Friday, February 28, 2014

Another Massive Fine as Container Shipping Giant Hit With RoRo Automobile Freight Conspiracy Penalty

Yet One More Example That Secret Anti-Trust Agreements Have a Habit of Being Uncovered
Shipping News Feature

US – WORLDWIDE – Compañía Sud Americana de Vapores (CSAV), the Chilean ocean freight company, which will become the world’s fourth largest container shipping line if plans to merge with German shipping group Hapag-Lloyd proceed as widely anticipated, has agreed to plead guilty and pay an $8.9 million criminal fine for its involvement in a conspiracy to fix prices, allocate customers and rig bids of international ocean shipping services for RoRo cargo, such as cars and trucks, to and from the US and globally.

According to the one-count felony charge, CSAV and its co-conspirators carried out the offences by way of meetings and communications to agree prices, allocate specific customers, and refrain from bidding against one another, whilst exchanging customer pricing information. The Justice Department said the companies then charged fees in accordance with those illicit agreements for international ocean shipping services for certain RoRo cargo to and from the US and elsewhere at the collusive and non-competitive prices.

CSAV participated in the conspiracy from at least January 2000 to September 2012 and the company has also agreed to cooperate with the department’s ongoing antitrust investigation. Bill Baer, Assistant Attorney General in charge of the Department of Justice’s Antitrust Division, said:

“Today’s [Thursday 27 February] charges are the first to be filed in the Antitrust Division’s investigation into bid rigging and price fixing of ocean shipping services.
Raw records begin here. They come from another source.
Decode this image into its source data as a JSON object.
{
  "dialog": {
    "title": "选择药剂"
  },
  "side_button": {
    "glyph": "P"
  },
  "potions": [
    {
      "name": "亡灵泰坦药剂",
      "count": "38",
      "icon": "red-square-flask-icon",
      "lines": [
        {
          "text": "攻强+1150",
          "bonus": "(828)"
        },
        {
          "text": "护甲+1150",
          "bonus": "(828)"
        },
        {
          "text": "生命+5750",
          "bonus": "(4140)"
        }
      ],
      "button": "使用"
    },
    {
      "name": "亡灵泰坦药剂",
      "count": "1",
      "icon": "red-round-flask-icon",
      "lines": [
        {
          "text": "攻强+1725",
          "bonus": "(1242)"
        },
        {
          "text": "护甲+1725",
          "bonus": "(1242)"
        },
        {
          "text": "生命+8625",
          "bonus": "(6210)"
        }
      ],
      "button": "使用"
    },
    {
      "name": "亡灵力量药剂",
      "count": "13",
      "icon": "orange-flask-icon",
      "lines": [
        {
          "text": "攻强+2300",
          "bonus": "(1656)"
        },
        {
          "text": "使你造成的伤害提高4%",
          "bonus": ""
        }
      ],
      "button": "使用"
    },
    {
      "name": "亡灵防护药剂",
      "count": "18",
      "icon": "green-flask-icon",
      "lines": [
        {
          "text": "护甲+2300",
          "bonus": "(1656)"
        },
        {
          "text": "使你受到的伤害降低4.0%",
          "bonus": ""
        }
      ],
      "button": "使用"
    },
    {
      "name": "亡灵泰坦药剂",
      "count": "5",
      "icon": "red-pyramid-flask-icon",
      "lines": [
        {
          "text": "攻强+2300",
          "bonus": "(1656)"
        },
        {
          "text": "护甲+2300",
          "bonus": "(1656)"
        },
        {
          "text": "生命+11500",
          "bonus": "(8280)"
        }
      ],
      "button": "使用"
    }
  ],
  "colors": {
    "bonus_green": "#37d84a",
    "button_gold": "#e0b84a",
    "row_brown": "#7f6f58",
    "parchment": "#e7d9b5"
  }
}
Because of the growth in the automobile ocean shipping industry over the past 40 years, the conspiracy substantially affected interstate and foreign commerce. Prosecuting international price-fixing conspiracies remains a top priority for the Division."
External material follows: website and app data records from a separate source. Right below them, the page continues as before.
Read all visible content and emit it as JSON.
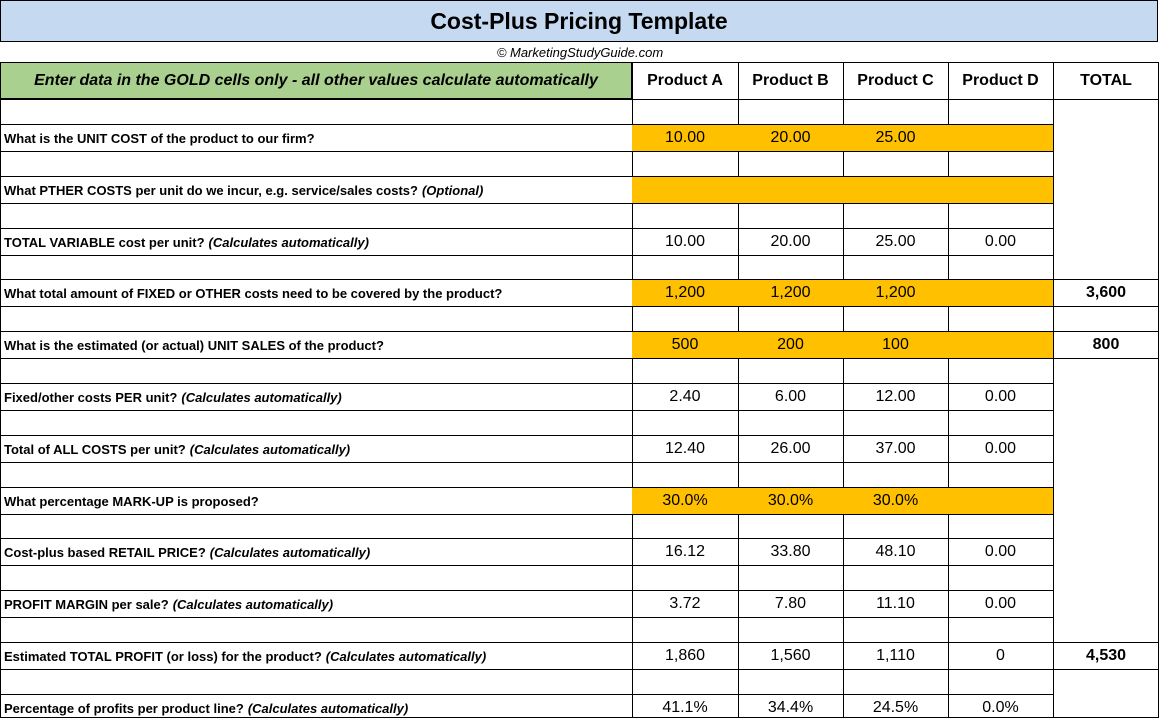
{
  "title": "Cost-Plus Pricing Template",
  "credit": "© MarketingStudyGuide.com",
  "instruction": "Enter data in the GOLD cells only - all other values calculate automatically",
  "columns": [
    "Product A",
    "Product B",
    "Product C",
    "Product D",
    "TOTAL"
  ],
  "colors": {
    "gold": "#ffc000",
    "title_bg": "#c5d9f1",
    "instruction_bg": "#a9d08e"
  },
  "rows": [
    {
      "label": "What is the UNIT COST of the product to our firm?",
      "note": "",
      "input": true,
      "values": [
        "10.00",
        "20.00",
        "25.00",
        ""
      ],
      "total": ""
    },
    {
      "label": "What PTHER COSTS per unit do we incur, e.g. service/sales costs?",
      "note": "(Optional)",
      "input": true,
      "values": [
        "",
        "",
        "",
        ""
      ],
      "total": ""
    },
    {
      "label": "TOTAL VARIABLE cost per unit?",
      "note": "(Calculates automatically)",
      "input": false,
      "values": [
        "10.00",
        "20.00",
        "25.00",
        "0.00"
      ],
      "total": ""
    },
    {
      "label": "What total amount of FIXED or OTHER costs need to be covered by the product?",
      "note": "",
      "input": true,
      "values": [
        "1,200",
        "1,200",
        "1,200",
        ""
      ],
      "total": "3,600"
    },
    {
      "label": "What is the estimated (or actual) UNIT SALES of the product?",
      "note": "",
      "input": true,
      "values": [
        "500",
        "200",
        "100",
        ""
      ],
      "total": "800"
    },
    {
      "label": "Fixed/other costs PER unit?",
      "note": "(Calculates automatically)",
      "input": false,
      "values": [
        "2.40",
        "6.00",
        "12.00",
        "0.00"
      ],
      "total": ""
    },
    {
      "label": "Total of ALL COSTS per unit?",
      "note": "(Calculates automatically)",
      "input": false,
      "values": [
        "12.40",
        "26.00",
        "37.00",
        "0.00"
      ],
      "total": ""
    },
    {
      "label": "What percentage MARK-UP is proposed?",
      "note": "",
      "input": true,
      "values": [
        "30.0%",
        "30.0%",
        "30.0%",
        ""
      ],
      "total": ""
    },
    {
      "label": "Cost-plus based RETAIL PRICE?",
      "note": "(Calculates automatically)",
      "input": false,
      "values": [
        "16.12",
        "33.80",
        "48.10",
        "0.00"
      ],
      "total": ""
    },
    {
      "label": "PROFIT MARGIN per sale?",
      "note": "(Calculates automatically)",
      "input": false,
      "values": [
        "3.72",
        "7.80",
        "11.10",
        "0.00"
      ],
      "total": ""
    },
    {
      "label": "Estimated TOTAL PROFIT (or loss) for the product?",
      "note": "(Calculates automatically)",
      "input": false,
      "values": [
        "1,860",
        "1,560",
        "1,110",
        "0"
      ],
      "total": "4,530"
    },
    {
      "label": "Percentage of profits per product line?",
      "note": "(Calculates automatically)",
      "input": false,
      "values": [
        "41.1%",
        "34.4%",
        "24.5%",
        "0.0%"
      ],
      "total": ""
    }
  ]
}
CSAV was charged with price fixing in violation of the Sherman Act, which carries a maximum penalty of a $100 million criminal fine for corporations. The maximum fine may be increased to twice the gain derived from the crime or twice the loss suffered by the victims of the crime, if either of those amounts is greater than the statutory maximum fine.

Editors Note: To see how widespread corruption has become in the freight and logistics sector and the billions of dollars of fines imposed, simply type a suitable keyword such as cartel into the News Search box at the head of this page.